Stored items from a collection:
=-=-=

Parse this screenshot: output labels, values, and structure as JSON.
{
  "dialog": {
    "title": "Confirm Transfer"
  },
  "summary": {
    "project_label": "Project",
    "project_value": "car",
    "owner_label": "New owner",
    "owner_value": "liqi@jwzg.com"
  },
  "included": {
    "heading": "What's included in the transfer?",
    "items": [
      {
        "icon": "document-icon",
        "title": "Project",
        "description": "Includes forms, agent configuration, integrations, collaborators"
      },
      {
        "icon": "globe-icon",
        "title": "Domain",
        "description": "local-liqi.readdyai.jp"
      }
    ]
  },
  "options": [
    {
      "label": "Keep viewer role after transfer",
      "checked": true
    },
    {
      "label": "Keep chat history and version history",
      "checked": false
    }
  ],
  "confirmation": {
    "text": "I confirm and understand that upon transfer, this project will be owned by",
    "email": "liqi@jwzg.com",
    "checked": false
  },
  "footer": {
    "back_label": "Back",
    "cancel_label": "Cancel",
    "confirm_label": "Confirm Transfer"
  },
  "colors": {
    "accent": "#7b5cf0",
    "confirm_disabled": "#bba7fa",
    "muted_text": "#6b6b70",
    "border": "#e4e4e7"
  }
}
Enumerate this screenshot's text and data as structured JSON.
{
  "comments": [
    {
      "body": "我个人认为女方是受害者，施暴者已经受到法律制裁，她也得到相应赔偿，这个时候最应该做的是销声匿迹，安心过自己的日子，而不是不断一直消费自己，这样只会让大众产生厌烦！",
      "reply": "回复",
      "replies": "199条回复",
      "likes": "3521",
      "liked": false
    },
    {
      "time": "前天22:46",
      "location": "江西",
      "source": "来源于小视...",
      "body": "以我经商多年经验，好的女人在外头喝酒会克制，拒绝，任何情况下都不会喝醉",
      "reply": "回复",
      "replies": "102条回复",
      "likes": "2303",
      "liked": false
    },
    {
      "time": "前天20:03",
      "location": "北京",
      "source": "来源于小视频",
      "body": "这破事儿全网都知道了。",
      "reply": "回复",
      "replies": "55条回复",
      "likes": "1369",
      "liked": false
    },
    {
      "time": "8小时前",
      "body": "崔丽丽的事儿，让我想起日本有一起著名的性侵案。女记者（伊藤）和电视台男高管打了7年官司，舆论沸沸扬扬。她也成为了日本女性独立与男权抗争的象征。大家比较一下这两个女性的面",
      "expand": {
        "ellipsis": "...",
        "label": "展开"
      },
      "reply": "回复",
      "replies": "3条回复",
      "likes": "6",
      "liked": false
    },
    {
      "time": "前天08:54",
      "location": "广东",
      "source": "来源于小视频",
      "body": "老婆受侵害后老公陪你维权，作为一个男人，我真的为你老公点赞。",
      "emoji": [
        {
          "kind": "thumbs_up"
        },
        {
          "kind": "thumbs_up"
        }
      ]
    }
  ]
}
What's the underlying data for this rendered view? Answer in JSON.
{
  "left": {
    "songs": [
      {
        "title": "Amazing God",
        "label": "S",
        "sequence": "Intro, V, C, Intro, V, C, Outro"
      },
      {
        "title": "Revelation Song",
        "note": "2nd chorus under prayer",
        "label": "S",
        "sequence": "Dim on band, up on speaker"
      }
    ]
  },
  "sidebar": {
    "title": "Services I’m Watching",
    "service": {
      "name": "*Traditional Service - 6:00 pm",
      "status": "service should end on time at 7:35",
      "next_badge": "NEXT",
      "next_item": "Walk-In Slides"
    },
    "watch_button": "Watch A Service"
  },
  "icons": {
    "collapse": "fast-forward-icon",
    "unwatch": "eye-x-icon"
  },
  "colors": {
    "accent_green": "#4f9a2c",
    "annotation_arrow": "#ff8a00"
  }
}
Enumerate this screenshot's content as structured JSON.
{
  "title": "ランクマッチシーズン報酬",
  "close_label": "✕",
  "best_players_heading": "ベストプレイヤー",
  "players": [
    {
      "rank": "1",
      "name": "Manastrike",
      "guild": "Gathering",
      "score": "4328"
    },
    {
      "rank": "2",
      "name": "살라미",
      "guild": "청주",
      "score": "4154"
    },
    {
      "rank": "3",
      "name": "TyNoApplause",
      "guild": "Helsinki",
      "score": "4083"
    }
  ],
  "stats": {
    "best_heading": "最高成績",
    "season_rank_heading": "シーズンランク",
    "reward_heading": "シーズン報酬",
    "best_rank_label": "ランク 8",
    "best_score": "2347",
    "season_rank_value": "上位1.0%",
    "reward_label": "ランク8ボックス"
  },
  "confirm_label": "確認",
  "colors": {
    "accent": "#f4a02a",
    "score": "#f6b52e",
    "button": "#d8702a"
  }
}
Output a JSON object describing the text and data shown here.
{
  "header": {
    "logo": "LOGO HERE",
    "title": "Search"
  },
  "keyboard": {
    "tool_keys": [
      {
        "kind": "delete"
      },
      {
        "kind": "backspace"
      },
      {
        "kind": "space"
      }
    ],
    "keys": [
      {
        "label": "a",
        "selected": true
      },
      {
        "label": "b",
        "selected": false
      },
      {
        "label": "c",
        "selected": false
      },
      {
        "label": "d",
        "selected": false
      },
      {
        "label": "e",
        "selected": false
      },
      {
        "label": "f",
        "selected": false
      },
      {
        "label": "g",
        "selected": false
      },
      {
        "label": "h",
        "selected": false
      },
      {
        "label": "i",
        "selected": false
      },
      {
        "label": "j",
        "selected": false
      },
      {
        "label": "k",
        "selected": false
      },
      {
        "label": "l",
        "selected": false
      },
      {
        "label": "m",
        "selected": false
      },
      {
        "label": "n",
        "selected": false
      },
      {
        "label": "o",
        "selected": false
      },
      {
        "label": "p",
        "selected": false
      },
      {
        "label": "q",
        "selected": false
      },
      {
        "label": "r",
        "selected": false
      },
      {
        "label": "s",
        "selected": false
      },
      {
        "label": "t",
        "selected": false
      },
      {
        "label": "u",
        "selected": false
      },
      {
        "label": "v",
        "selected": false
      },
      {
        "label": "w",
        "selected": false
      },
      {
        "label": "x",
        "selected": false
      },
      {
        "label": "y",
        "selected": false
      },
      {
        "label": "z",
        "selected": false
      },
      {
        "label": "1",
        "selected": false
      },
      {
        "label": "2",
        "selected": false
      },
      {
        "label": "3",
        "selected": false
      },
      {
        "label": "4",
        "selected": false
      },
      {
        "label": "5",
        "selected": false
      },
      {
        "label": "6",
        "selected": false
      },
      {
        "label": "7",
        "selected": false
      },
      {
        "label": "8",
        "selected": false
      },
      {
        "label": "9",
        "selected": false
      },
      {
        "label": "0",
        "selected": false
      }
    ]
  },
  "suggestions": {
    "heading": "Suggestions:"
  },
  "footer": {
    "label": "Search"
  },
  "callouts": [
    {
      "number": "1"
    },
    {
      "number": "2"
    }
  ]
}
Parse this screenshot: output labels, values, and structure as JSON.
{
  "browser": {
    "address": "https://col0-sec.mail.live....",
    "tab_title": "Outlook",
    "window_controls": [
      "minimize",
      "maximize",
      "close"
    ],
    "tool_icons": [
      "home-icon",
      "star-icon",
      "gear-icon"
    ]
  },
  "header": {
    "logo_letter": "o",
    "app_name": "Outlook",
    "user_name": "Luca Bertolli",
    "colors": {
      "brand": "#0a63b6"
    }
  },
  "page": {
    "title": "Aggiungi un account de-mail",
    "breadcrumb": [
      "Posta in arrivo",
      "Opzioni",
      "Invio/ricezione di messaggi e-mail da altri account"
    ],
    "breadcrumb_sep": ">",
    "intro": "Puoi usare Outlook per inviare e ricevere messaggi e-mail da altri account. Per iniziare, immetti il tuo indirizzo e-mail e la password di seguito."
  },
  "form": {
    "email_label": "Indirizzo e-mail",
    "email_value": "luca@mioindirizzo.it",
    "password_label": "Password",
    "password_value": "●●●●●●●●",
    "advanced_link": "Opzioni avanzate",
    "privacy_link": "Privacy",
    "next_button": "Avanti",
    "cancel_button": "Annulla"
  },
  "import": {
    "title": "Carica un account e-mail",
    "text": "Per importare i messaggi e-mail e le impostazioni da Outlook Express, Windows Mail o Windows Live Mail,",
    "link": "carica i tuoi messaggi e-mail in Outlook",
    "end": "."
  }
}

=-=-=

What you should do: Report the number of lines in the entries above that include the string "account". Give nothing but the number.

Response for this exercise: 4